The PlayStation Move goes on sale this month, and Kinect for Xbox 360 aside, we’ve never been quite so excited about what at first glance is merely a controller. But make no mistake, Sony’s selling it as much more than that: it’s trying to pitch the PlayStation Move almost as a new console release in itself, so drastically different are its motion controls and paradigms from the DualShock 3 PS3 gamepad you know and love. Does it live up to the hype? Should you flog your Wii on eBay for one? We’ve got all the answers for you here in our full PlayStation Move review.
Allow us to allay some of your fears you might have had about the PlayStation Move: it works. We were put off by our first play with Ubisoft’s Racket Sports a few months ago, but after testing the finished product extensively, we’re convinced Ubisoft’s sloppy game was to blame. The PlayStation Move is incredibly accurate, using its collection of sensors to chart your exact space in three dimensions (yup, depth as well), rather than just vague movements relative to where you were previously (what the Wii is only capable of).

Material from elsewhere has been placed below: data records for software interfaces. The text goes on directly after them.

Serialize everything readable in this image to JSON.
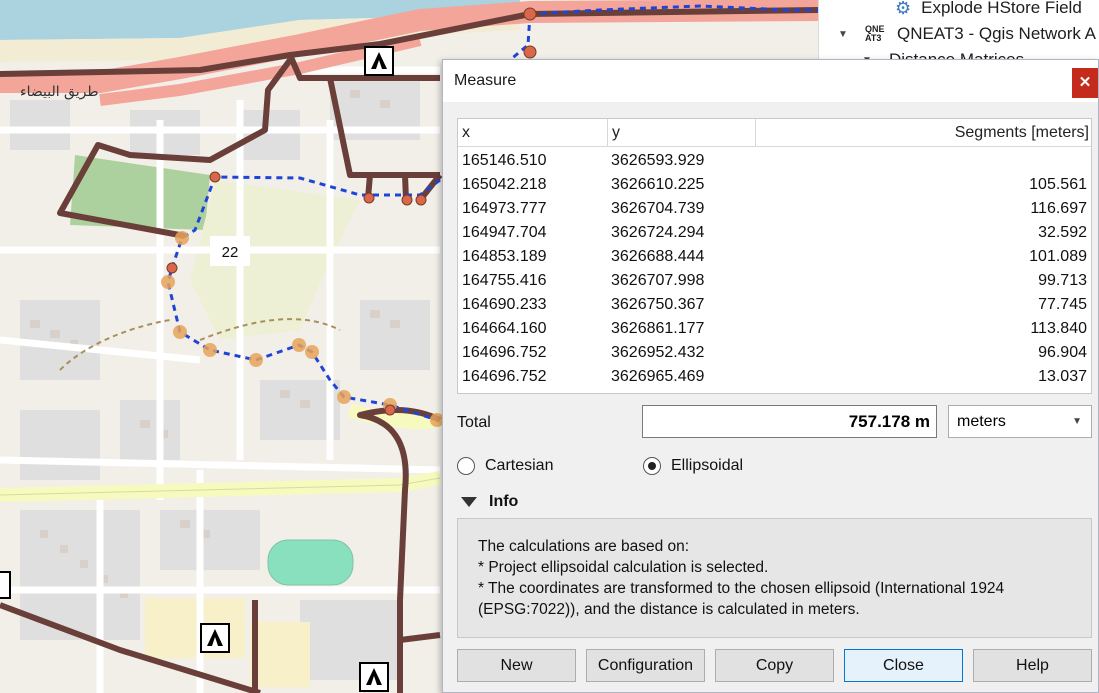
{
  "map": {
    "road_label_arabic": "طريق البيضاء",
    "route_label": "22"
  },
  "processing_panel": {
    "items": [
      {
        "label": "Explode HStore Field",
        "icon": "gear-icon"
      },
      {
        "label": "QNEAT3 - Qgis Network A",
        "icon": "qneat3-icon"
      },
      {
        "label": "Distance Matrices",
        "icon": "chevron-down-icon"
      }
    ]
  },
  "dialog": {
    "title": "Measure",
    "close_icon": "close-icon",
    "table": {
      "headers": [
        "x",
        "y",
        "Segments [meters]"
      ],
      "rows": [
        {
          "x": "165146.510",
          "y": "3626593.929",
          "seg": ""
        },
        {
          "x": "165042.218",
          "y": "3626610.225",
          "seg": "105.561"
        },
        {
          "x": "164973.777",
          "y": "3626704.739",
          "seg": "116.697"
        },
        {
          "x": "164947.704",
          "y": "3626724.294",
          "seg": "32.592"
        },
        {
          "x": "164853.189",
          "y": "3626688.444",
          "seg": "101.089"
        },
        {
          "x": "164755.416",
          "y": "3626707.998",
          "seg": "99.713"
        },
        {
          "x": "164690.233",
          "y": "3626750.367",
          "seg": "77.745"
        },
        {
          "x": "164664.160",
          "y": "3626861.177",
          "seg": "113.840"
        },
        {
          "x": "164696.752",
          "y": "3626952.432",
          "seg": "96.904"
        },
        {
          "x": "164696.752",
          "y": "3626965.469",
          "seg": "13.037"
        }
      ]
    },
    "total_label": "Total",
    "total_value": "757.178 m",
    "units": "meters",
    "radio_cartesian": "Cartesian",
    "radio_ellipsoidal": "Ellipsoidal",
    "info_title": "Info",
    "info_lines": [
      "The calculations are based on:",
      "* Project ellipsoidal calculation is selected.",
      "* The coordinates are transformed to the chosen ellipsoid (International 1924",
      "(EPSG:7022)), and the distance is calculated in meters."
    ],
    "buttons": {
      "new": "New",
      "configuration": "Configuration",
      "copy": "Copy",
      "close": "Close",
      "help": "Help"
    }
  }
}
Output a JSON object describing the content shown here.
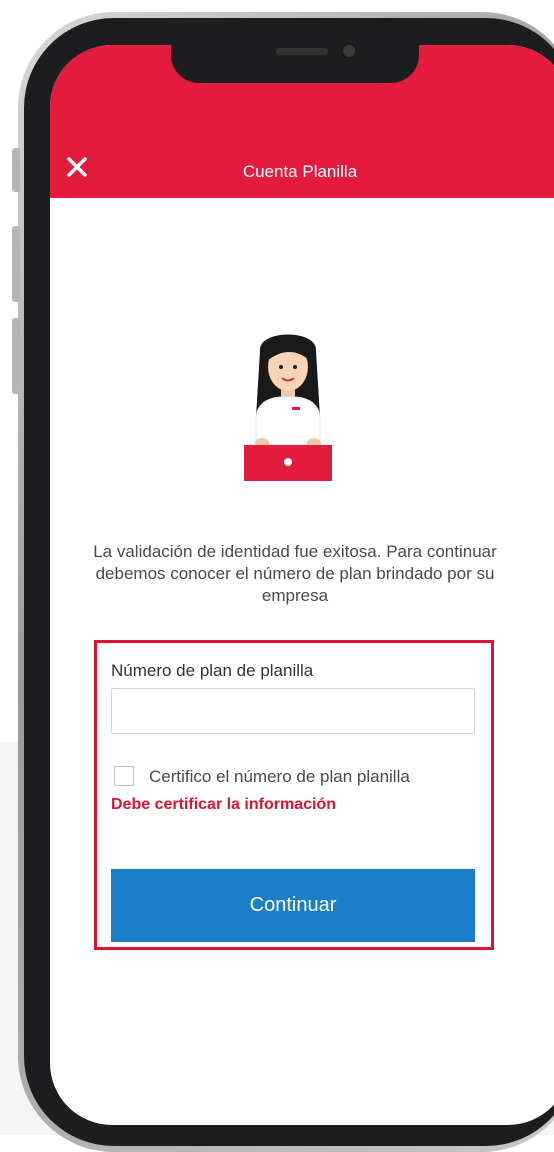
{
  "header": {
    "title": "Cuenta Planilla",
    "close_icon": "close-icon",
    "background_color": "#e31c3d"
  },
  "main": {
    "illustration": "woman-with-laptop-illustration",
    "intro_text": "La validación de identidad fue exitosa. Para continuar debemos conocer el número de plan brindado por su empresa"
  },
  "form": {
    "plan_label": "Número de plan de planilla",
    "plan_value": "",
    "plan_placeholder": "",
    "certify_label": "Certifico el número de plan planilla",
    "certify_checked": false,
    "error_message": "Debe certificar la información",
    "submit_label": "Continuar"
  },
  "colors": {
    "brand_red": "#e31c3d",
    "error_red": "#e0132f",
    "button_blue": "#1b7ec8"
  }
}
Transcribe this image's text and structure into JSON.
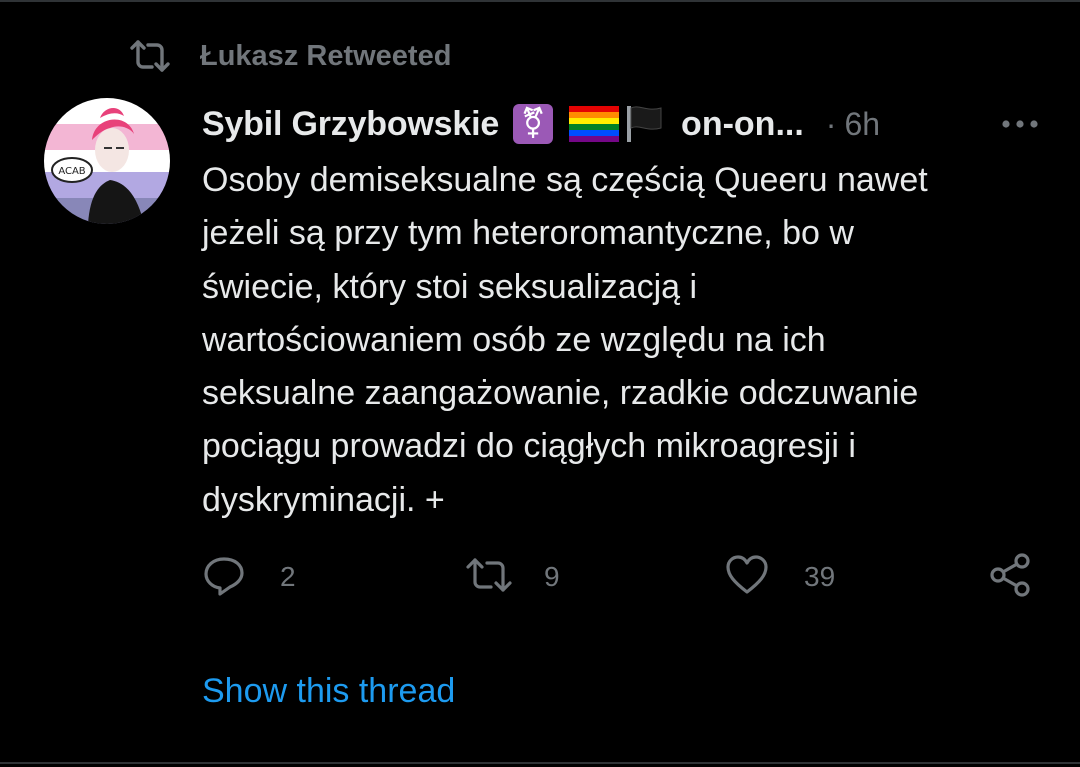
{
  "retweet": {
    "label": "Łukasz Retweeted",
    "icon": "retweet-icon"
  },
  "tweet": {
    "avatar_icon": "avatar",
    "author_name": "Sybil Grzybowskie",
    "name_emojis": [
      "⚧️",
      "🏳️‍🌈",
      "🏴"
    ],
    "name_truncated": "on-on...",
    "separator": "·",
    "time": "6h",
    "more_icon": "more-dots-icon",
    "text_lines": [
      "Osoby demiseksualne są częścią Queeru nawet",
      "jeżeli są przy tym heteroromantyczne, bo w",
      "świecie, który stoi seksualizacją i",
      "wartościowaniem osób ze względu na ich",
      "seksualne zaangażowanie, rzadkie odczuwanie",
      "pociągu prowadzi do ciągłych mikroagresji i",
      "dyskryminacji. +"
    ]
  },
  "actions": {
    "reply": {
      "icon": "reply-icon",
      "count": "2"
    },
    "retweet": {
      "icon": "retweet-icon",
      "count": "9"
    },
    "like": {
      "icon": "heart-icon",
      "count": "39"
    },
    "share": {
      "icon": "share-icon"
    }
  },
  "show_thread_label": "Show this thread",
  "colors": {
    "background": "#000000",
    "text_primary": "#e7e9ea",
    "text_secondary": "#71767b",
    "link": "#1d9bf0",
    "divider": "#2f3336"
  }
}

It’s the closest we’ve seen to 1:1 in motion control gaming so far, and when you find a game that uses the tech properly (Table tennis in Sports Champions, for instance), will really make you marvel at its potential. Navigating the XMB menus with the PlayStation Move with just a wave beats the Wii’s irritating menu cursor any day, and the PlayStation Eye camera maps objects on to the wand with impressive accuracy – there’s all sorts of augmented reality potential in the combination.
Build wise, the PlayStation Move is fantastic, and totally in keeping with Sony’s controller design ethos. It’s bigger than a Wii Remote but lighter, and feels just like you were holding the DualShock, in the same way the Wii remote and nunchuk still somehow manages to make you feel like you’re holding an N64 or GameCube controller. The plastic is sturdy, and the large Move button on the front and trigger on the back help you navigate games and the XMB very easily. The illuminated squishy ball on the top is childish but brilliant, and the colour coordination makes it very easy to know which wand to use. The only design issue we had was with the Select and Start button positioning: set in to either side, they require some serious effort to get at without long nails.
Set up meanwhile is incredibly easy: it really is a case of plug and play. If you were concerned about calibration issues with the PlayStation Move, you’ll be pleased to know it’s not as big an issue as you might have feared. Because the PlayStation Move tracks your position precisely, it does require calibration at the start of many a mini game or level, achieved by pointing the Move controller at the camera. But once you realise what each game requires, it’s easy to go through the motions in under a second – it’ll keep up.
There is unfortunately, one large and glaring problem with the PlayStation Move right now, and it’s not the price: we happen to think for the tech you’re getting, Sony’s priced the whole set up pretty reasonably (£34.99 per wand, plus £24.99 for the Eye camera, or £49.99 as a bundle – the Navigation controller is sold separately, and we weren’t able to test it for this review). No, it’s the feeble launch games that make the PlayStation Move a weak investment right now.
You can read about all three launch games for the PlayStation Move, Sports Champions, Start The Party! and Kung Fu Rider in their upcoming individual reviews, but even at a lower than usual £25 RRP, none are worth the money. Sports Champions is a decent but unimaginative knock off of Wii Sports/Sports Resort, with only table tennis really standing out of the six events available. Start The Party! is a heinous crime, and only the out and out insane Kung Fu Rider hints at any complexity with the controls, but even its replay value is limited.
This is not to say that the PlayStation Move is bad, or indeed that there aren’t even any promising games coming up for it. Far from it: we’re looking forward to integration in golf games and Heavy Rain, and the scope for revitalising the real time strategy genre on consoles with its accuracy is incredibly exciting (Can anyone say Starcraft 2 for PS3?). But for anyone who bought a four hundred quid PS3 on launch, and well versed in legendary games like Metal Gear Solid 4, Uncharted 2 or Fallout 3, right now there’s nothing ready for the PlayStation Move that will keep your interest for more than the space of a rental. And you wouldn’t want to buy all the gear just for that.
Unless you’re a hardcore gamer with kids of your own you’d like to entertain, this is one to watch for the timebeing, but keep a very close eye on it.